Greater Scheme of Things

This is not just a ‘How-to’ book or a ‘Dr. Phil guide on self-improvement.’

Scanning through the contents of Paulo Coelho’s The Pilgrimage will make you think that this book is for the psychologically-stressed, over-sentimental readers who are in need of another tear-jerker from the author of The Alchemist. This is half-true. Paulo’s travel to Santiago de Compostella wasn’t that boring after all. In fact, I finished reading the whole book during my stay in Boracay.

The style of writing is in the form of a journal, somewhat like a ‘Dear Diary’ version of an adventure. Its opening page has a map which has been very useful for me. In search for his goal (which is a sword – a symbol of ultimate happiness), he passes through the difficult pilgrimage path called the Road to San Tiago. Historically updated and well-written, Paulo was successful in putting his striking quotations throughout the book. The last line was unforgettable:

“I guess it is always true that people always arrive at the right moment at the place where someone awaits them.”

While reading the book, I felt the difficult tasks that a pilgrim has to do in order to attain spiritual happiness. We are all pilgrims. The book explains 11 so-called ‘exercises’ that would help our spirit find its way toward its ultimate goal. I remember the song entitled ‘Pilgrim’s Theme’ sung by Bukas Palad Ministry with the chorus that goes – “I think I’ll follow the voice that calls within, dance to the silent song it sings, I hope to find my place so my life can fall in place, I know in time I’ll find my place in the greater scheme of things.”

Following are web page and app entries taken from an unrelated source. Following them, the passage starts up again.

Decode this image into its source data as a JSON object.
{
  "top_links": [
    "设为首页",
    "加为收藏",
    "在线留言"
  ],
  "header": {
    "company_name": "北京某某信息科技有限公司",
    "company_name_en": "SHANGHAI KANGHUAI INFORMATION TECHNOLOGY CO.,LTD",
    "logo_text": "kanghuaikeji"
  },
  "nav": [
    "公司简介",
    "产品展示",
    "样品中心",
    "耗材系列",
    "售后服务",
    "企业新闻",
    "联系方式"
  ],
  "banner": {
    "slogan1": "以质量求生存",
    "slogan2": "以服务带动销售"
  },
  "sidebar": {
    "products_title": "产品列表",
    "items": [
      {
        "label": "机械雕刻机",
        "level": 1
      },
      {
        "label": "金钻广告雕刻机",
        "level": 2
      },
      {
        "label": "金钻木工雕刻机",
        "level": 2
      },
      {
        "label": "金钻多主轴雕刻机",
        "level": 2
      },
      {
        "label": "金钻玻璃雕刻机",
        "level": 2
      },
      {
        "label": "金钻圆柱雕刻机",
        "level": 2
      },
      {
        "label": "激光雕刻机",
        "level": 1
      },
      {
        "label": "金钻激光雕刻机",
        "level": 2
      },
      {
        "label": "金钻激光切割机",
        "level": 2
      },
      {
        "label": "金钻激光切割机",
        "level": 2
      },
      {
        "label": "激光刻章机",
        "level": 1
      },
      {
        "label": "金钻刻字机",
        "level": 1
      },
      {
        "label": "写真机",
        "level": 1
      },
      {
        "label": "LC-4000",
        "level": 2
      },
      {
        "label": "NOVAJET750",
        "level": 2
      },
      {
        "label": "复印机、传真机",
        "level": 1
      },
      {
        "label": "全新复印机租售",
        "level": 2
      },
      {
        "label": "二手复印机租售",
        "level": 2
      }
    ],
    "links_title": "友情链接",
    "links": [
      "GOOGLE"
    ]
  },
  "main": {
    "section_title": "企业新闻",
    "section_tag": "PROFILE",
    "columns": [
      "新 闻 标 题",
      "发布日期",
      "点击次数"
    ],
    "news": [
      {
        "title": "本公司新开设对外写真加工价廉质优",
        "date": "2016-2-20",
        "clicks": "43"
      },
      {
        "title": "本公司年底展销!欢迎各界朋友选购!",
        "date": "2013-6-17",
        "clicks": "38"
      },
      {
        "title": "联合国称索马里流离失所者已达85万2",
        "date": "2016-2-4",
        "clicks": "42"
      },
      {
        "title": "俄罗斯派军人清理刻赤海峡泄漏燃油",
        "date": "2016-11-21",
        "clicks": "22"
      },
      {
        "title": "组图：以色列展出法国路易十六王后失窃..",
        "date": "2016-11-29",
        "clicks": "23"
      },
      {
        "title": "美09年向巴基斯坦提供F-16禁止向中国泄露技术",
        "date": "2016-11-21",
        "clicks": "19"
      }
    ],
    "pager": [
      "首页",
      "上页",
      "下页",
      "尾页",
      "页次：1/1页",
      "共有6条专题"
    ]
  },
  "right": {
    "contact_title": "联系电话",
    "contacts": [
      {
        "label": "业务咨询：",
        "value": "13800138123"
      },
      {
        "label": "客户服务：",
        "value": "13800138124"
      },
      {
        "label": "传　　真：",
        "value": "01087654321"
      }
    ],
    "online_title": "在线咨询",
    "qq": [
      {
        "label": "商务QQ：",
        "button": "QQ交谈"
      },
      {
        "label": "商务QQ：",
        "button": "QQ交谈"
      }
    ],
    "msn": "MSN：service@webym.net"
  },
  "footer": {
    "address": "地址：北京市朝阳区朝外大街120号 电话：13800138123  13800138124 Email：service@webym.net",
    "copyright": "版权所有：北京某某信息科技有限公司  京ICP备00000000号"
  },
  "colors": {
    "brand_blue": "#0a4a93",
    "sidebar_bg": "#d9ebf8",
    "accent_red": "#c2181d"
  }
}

Thank you:
Brix, for the wonderful book.
TJ, for letting me hear ‘Pilgrim’s Theme’ for the first time using your iPod.